Vivian May, associate professor of women’s and gender studies in Syracuse University’s College of Arts and Sciences, has been appointed chair of the college’s Humanities Council. The council supports the teaching of humanities and engages the campus community in an intellectual discovery and exchange across humanities disciplines. The council also reviews proposals for the college’s Ray Smith Symposium series, participates in the selection process for the William P. Tolley Distinguished Professorship in the Humanities, and assists in the selection of the Jeanette K. Watson Distinguished Visiting Professorship in the Humanities.
“Having served as program/departmental representative to the Humanities Council for the past six years, I have found it to be a dynamic and engaged group of humanities scholars,” May says. “As the new chair of the Humanities Council, I see its role as working in a collaborative and synergistic manner with the new Humanities Center director, Gregg Lambert, and his staff while continuing to focus on ensuring the vibrancy and strength of scholarship, teaching and symposia in the college’s humanities division.”
May’s appointment in 2002 was the first full-time faculty appointment in the women’s studies program, which formally became the Department of Women’s and Gender Studies earlier this year. She earned a Ph.D. in 1997 in women’s studies at Emory University and previously earned a bachelor’s degree in humanistic studies at McGill University. She teaches feminist theory, literature narrative and introduction to women’s studies.
May is an interdisciplinary scholar whose work focuses on feminist theory, African American literature and epistemology. She is the author of “Anna Julia Cooper, Visionary Black Feminist” (Routledge, 2007) and has published numerous articles in such journals as Callaloo, Southern Quarterly, Hypatia and NSWA Journal.
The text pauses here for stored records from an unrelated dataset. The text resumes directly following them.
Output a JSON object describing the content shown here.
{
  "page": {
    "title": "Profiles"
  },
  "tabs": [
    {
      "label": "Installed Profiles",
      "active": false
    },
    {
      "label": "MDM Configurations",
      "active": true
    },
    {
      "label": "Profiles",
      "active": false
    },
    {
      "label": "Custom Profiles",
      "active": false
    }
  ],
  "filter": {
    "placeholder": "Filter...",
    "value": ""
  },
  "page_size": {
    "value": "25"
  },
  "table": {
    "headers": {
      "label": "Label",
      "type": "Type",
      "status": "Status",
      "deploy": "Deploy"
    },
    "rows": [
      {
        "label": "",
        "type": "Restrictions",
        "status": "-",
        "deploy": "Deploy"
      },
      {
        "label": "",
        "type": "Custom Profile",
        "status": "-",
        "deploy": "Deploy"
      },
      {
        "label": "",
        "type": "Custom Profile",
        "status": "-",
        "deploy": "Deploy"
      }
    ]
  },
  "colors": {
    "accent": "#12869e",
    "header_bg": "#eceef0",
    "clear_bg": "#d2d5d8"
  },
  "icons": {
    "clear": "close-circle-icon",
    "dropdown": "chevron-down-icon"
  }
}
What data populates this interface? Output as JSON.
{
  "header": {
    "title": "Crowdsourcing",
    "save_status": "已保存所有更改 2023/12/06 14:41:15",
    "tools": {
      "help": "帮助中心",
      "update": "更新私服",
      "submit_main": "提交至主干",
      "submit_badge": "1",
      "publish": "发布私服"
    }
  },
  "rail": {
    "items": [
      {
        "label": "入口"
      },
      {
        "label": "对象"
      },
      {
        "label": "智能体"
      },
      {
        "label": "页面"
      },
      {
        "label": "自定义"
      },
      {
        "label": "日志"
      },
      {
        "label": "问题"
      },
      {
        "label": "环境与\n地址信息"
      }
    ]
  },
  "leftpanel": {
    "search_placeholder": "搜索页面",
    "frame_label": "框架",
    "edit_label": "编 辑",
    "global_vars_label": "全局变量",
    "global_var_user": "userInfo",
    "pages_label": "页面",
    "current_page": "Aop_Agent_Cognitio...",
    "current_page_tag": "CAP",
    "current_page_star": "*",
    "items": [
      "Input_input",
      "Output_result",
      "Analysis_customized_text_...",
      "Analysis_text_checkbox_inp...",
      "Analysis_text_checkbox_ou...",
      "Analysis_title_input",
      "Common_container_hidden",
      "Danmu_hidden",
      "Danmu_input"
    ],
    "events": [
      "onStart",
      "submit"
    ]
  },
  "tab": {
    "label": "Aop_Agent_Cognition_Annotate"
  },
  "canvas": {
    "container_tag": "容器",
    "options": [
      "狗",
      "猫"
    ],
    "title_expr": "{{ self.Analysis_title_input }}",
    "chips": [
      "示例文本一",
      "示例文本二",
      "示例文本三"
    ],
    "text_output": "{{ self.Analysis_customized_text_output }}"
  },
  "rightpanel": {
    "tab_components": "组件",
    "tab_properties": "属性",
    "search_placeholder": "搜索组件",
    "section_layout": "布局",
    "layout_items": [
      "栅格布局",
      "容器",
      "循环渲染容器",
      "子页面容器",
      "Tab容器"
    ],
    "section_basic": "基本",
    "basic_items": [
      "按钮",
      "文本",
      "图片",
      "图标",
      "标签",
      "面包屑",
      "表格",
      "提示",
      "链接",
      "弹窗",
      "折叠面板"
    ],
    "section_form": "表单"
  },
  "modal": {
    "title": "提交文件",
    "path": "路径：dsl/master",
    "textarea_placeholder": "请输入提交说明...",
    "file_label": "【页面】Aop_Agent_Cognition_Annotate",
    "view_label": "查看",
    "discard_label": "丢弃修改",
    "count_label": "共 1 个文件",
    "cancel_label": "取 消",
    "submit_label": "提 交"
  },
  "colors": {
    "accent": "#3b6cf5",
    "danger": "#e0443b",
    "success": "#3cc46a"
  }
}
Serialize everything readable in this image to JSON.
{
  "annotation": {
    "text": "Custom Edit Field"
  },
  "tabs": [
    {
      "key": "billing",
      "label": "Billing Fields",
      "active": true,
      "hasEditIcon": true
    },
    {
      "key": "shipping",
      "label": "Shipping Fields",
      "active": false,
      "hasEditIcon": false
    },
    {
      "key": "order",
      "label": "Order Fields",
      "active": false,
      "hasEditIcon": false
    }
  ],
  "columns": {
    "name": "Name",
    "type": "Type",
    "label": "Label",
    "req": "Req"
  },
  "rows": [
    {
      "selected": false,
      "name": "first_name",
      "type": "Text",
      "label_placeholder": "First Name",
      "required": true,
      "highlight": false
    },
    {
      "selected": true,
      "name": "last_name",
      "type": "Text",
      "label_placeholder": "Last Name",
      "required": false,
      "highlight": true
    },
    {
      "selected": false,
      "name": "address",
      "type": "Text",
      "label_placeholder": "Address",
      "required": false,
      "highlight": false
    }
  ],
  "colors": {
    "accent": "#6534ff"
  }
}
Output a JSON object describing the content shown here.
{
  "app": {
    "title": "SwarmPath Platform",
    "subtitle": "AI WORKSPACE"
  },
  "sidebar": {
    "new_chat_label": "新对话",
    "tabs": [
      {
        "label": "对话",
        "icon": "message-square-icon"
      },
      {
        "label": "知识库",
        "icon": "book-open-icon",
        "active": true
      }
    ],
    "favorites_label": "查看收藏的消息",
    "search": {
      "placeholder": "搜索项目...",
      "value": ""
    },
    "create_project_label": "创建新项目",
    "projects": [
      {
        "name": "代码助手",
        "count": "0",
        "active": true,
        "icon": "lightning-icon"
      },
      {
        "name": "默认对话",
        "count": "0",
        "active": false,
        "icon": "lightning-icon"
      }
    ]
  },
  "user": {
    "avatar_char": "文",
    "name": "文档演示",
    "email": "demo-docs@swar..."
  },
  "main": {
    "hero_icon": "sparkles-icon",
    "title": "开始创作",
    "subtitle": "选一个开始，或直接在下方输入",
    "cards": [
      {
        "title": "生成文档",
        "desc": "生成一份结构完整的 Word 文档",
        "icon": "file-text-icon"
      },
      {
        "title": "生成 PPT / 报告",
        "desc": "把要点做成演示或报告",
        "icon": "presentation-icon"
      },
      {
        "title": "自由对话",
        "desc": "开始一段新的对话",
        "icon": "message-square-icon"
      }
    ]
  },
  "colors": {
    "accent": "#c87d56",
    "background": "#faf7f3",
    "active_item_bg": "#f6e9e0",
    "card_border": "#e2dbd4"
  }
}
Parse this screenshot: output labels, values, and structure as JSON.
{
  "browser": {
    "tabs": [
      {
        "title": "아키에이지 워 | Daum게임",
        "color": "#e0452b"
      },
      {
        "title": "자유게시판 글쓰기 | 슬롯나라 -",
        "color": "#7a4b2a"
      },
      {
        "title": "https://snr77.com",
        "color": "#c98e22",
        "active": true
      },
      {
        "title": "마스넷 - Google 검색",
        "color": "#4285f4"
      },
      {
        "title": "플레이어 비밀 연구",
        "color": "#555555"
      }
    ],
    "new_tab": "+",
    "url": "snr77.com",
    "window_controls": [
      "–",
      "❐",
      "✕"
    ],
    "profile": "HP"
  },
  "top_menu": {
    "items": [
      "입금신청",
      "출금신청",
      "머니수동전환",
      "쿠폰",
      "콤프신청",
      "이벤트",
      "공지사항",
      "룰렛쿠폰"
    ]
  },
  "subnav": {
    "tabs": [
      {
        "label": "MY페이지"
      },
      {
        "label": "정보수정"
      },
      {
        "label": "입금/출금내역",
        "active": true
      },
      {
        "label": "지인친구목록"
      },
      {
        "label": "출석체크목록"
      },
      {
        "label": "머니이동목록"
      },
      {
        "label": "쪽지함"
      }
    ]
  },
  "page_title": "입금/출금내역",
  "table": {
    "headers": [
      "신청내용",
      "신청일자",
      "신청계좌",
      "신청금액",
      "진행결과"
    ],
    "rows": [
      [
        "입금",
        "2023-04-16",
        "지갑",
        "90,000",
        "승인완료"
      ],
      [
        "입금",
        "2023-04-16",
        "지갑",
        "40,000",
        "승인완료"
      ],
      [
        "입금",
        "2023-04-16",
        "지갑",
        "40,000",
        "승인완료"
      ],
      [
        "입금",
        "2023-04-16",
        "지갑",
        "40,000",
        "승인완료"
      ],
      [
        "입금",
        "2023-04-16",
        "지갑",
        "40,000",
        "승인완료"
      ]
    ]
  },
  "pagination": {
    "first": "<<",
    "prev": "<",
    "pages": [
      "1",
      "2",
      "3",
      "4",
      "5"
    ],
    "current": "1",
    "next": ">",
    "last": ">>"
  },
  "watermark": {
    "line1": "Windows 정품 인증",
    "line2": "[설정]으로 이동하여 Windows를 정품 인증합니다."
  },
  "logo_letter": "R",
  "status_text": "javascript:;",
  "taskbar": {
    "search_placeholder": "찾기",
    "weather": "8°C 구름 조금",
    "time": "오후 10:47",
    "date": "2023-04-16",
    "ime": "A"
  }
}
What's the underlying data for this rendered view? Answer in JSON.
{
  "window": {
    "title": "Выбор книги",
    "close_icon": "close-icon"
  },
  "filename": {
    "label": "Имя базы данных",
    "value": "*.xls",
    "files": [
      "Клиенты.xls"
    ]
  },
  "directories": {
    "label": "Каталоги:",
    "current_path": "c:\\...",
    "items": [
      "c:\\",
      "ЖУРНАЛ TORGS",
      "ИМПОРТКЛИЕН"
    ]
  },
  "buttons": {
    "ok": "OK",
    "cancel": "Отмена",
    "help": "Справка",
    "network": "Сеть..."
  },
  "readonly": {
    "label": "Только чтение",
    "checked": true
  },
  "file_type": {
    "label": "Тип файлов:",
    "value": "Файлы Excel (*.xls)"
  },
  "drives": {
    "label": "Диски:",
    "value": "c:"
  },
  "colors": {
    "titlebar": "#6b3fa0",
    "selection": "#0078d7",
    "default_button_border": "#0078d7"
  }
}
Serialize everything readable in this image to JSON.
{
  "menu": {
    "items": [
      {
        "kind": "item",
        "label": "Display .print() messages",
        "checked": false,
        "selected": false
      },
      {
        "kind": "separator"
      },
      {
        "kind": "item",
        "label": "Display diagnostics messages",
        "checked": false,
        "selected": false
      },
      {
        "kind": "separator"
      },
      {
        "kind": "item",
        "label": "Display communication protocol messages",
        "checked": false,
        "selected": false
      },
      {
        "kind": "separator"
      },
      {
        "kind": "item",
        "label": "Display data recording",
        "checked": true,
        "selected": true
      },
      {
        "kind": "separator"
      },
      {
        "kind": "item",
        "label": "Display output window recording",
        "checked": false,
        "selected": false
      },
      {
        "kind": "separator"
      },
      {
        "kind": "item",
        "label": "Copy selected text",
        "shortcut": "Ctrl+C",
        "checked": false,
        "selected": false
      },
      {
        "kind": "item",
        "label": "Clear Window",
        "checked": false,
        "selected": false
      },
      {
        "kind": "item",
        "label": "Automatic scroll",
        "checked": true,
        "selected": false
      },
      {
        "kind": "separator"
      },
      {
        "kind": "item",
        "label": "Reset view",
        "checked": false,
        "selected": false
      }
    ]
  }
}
She also serves on the scholars’ board of the National Women’s Studies Association, a Ford Foundation initiative.